TASK INSTRUCTIONS: Select the lines below containing the word "Transaction".

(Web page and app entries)
****************************************
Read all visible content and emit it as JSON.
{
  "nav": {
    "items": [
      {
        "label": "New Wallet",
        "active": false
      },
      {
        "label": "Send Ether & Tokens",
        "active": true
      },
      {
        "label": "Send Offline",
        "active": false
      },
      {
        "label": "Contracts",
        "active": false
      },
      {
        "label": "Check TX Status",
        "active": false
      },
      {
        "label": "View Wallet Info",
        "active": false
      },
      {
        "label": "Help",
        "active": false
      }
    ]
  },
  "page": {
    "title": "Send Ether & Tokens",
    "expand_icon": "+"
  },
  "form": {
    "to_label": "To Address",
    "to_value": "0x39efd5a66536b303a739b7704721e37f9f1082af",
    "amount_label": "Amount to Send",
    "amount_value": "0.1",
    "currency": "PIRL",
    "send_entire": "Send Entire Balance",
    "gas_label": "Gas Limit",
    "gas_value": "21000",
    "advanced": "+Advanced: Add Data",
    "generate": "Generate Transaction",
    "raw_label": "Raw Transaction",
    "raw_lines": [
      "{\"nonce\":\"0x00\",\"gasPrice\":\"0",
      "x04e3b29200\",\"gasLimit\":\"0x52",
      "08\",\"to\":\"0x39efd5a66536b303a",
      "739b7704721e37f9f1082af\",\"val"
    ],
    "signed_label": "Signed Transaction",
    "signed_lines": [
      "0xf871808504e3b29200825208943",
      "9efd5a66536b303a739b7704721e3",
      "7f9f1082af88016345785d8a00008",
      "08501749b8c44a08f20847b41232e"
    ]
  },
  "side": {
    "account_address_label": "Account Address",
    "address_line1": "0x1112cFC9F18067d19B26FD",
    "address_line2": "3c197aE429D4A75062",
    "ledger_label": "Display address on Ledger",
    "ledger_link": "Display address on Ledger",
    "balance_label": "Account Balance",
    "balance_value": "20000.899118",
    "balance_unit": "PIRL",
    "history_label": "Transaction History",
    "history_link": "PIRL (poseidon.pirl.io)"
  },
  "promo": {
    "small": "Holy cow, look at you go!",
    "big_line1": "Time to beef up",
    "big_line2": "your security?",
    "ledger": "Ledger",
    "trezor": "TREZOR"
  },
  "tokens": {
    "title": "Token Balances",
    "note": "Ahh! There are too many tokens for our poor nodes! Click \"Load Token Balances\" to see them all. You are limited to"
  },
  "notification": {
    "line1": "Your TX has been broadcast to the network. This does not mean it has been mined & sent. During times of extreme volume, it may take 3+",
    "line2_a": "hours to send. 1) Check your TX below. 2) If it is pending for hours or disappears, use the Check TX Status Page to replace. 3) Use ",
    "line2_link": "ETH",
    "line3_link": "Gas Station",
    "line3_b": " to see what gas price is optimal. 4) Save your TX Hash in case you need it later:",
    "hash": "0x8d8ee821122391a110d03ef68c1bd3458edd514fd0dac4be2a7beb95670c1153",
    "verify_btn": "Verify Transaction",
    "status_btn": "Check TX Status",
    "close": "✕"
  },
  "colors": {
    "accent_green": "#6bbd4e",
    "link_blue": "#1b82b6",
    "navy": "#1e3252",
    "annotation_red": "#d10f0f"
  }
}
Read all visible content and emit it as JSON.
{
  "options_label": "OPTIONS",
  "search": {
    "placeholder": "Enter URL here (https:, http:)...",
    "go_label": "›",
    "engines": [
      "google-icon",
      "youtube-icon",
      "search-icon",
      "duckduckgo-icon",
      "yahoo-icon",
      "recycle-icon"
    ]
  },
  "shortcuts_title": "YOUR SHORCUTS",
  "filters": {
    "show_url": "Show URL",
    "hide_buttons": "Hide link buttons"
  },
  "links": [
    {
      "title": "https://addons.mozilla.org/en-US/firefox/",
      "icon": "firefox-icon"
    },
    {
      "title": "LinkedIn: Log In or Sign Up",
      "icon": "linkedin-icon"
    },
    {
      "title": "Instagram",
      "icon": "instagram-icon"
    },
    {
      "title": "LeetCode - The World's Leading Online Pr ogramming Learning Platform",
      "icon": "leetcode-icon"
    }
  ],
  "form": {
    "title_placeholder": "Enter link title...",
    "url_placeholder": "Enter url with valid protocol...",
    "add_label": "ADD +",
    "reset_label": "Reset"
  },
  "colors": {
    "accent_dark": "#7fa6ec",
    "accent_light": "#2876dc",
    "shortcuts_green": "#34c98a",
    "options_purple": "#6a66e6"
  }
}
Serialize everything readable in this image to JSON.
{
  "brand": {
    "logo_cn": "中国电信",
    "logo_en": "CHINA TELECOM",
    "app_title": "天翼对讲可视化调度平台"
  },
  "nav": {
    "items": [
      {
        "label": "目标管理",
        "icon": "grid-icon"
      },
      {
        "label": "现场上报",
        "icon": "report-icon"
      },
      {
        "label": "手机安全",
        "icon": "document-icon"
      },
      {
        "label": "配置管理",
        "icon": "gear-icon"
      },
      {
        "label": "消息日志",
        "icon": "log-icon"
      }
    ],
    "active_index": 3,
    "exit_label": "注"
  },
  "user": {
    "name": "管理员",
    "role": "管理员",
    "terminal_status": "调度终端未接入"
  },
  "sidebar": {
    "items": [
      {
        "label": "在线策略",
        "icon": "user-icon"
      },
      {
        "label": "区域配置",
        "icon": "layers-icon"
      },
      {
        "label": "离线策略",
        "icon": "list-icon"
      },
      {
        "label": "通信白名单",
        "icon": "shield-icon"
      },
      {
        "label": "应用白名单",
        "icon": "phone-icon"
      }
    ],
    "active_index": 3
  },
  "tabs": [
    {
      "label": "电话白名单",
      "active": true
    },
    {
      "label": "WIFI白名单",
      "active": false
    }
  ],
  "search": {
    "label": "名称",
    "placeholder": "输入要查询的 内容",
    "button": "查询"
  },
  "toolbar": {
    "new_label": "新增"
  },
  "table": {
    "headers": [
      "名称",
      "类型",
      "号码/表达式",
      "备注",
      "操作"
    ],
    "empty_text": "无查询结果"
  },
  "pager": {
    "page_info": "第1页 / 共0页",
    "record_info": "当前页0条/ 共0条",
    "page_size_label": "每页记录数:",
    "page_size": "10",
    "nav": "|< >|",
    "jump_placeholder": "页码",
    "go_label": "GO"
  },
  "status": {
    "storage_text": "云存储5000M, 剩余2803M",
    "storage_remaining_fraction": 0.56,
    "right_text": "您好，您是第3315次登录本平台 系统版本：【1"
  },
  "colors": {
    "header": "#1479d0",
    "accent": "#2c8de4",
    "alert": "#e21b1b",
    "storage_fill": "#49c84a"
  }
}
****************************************
FINAL ANSWER:
    "generate": "Generate Transaction",
    "raw_label": "Raw Transaction",
    "signed_label": "Signed Transaction",
    "history_label": "Transaction History",
    "verify_btn": "Verify Transaction",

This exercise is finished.